Inspectors, who visited Oct. 31, notified the county Nov. 20 that they found the only deficient item was the lack of a security perimeter around the entire exterior of the facility – which there is no room to construct one, the sheriff said.

The last jail inspection, prior to Sexton taking office, returned a rating of 6 percent, which prompted work on upgrades this year, he said.

"Serious efforts were undertaken to clean the jail facility, implement and update policies and procedures, and become more fiscally responsible for the taxpayers’ dollars in operating the jail," Sexton said.

The sheriff listed improvements so far as: implementation of a no smoking policy, cleaning and painting of the entire facility, reducing food purchase costs while meeting state minimum standards, implementing new policies with employees held accountable for them; security has been upgraded with the purchase of new radios, a restraint chair, new smoke detectors and a slight increase of the corrections staff.

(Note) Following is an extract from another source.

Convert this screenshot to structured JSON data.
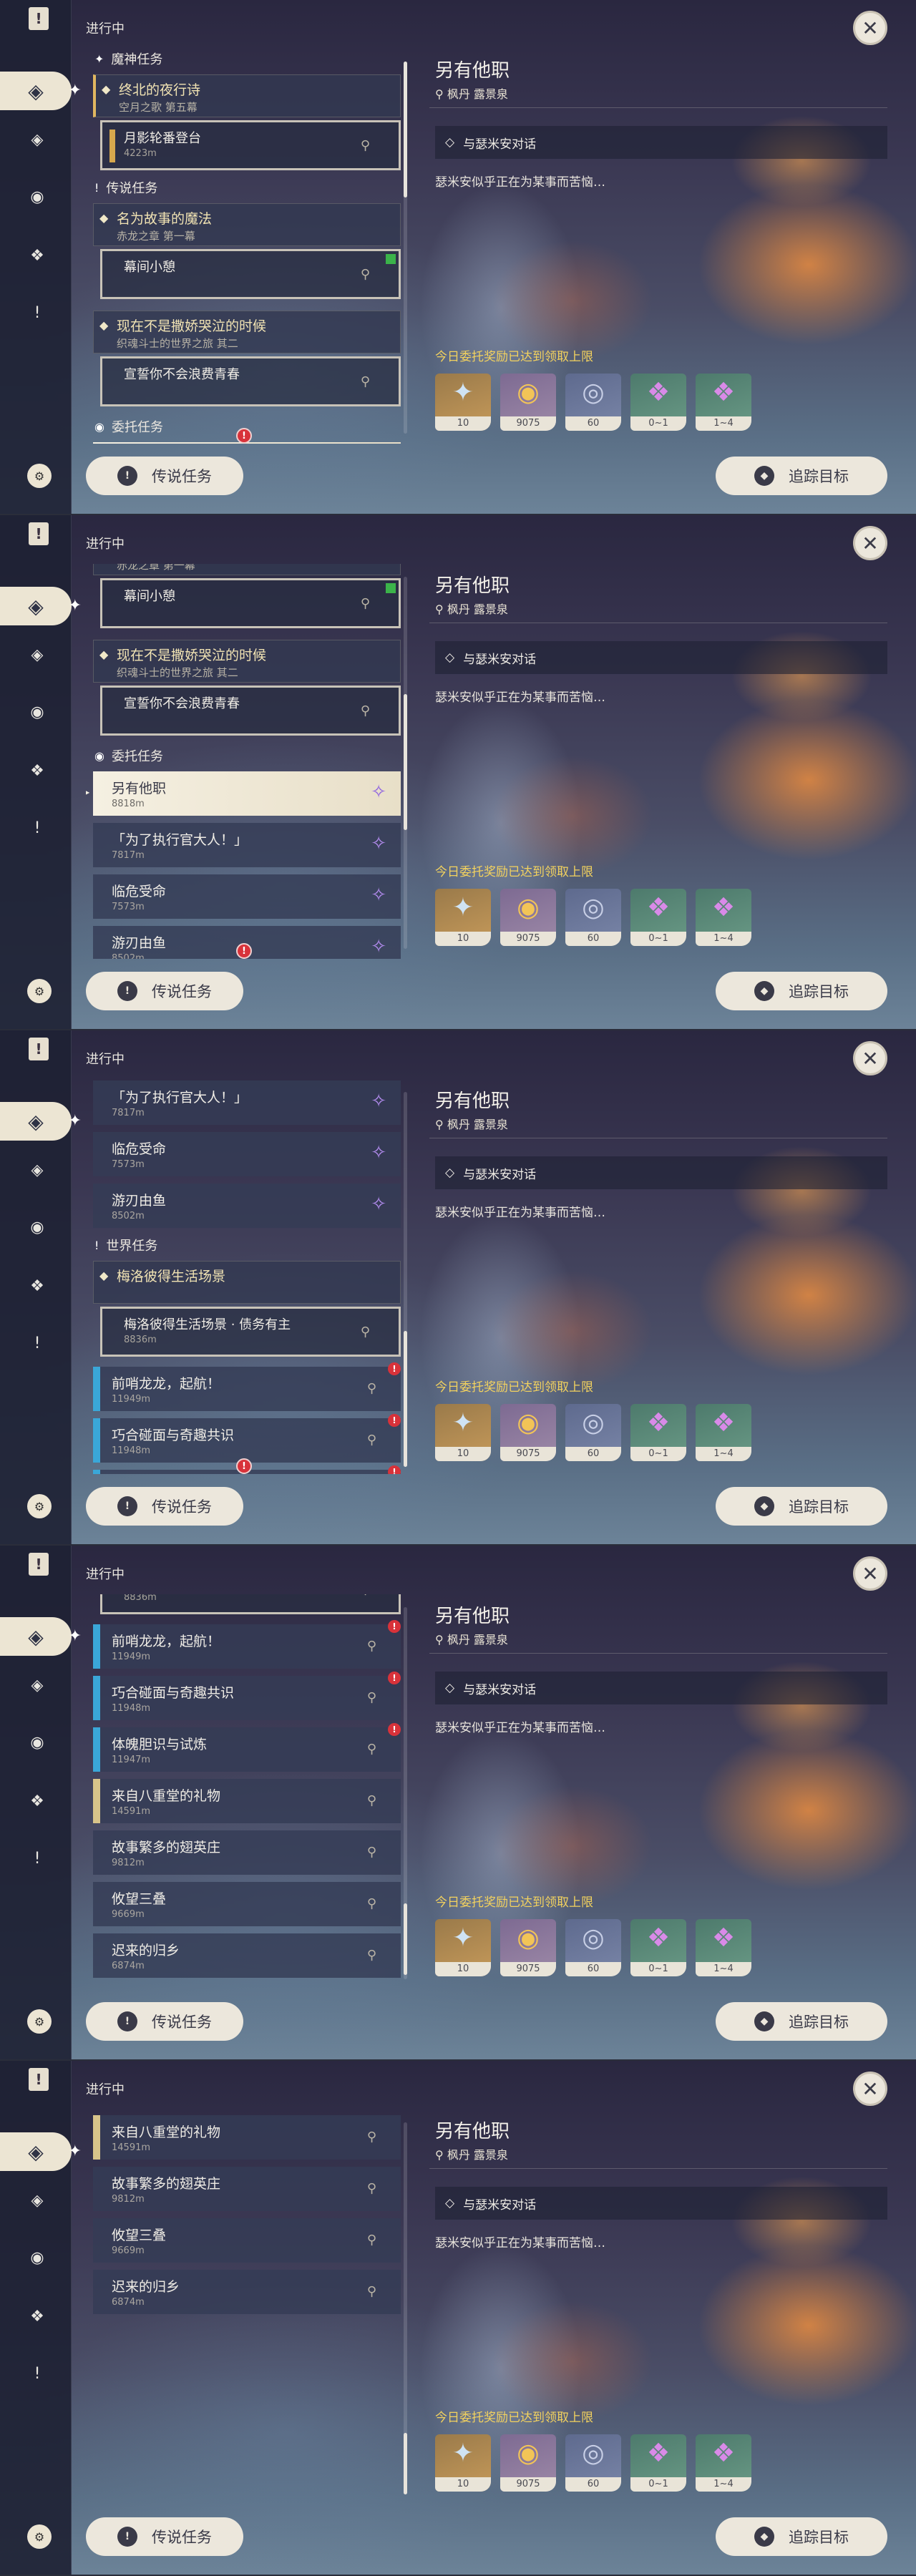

"The increased staff was hired as a result of efficient spending and responsible management and not from an increased budget," Sexton said.

The sheriff gave much credit to new jail administrator Jeff Lawless, hired in February.

Still, Lawrence County is in a similar position as many other counties – a new jail is needed, Sexton said.

"Our current jail was built 27 years ago and is overcrowded," he said. "With the current economic downturn and budget woes, I’m unaware of any immediate funds available from the state for new jail construction."

However, the county commissioners have met with Department of Corrections officials and architects this year, considering plans. It’s also been surveying available land for a jail.

"We are currently prepared to continue to work to improve our present facility," Sexton said. "Should state funds become available. we will join with the commissioners as an active participant in pursuing such funding."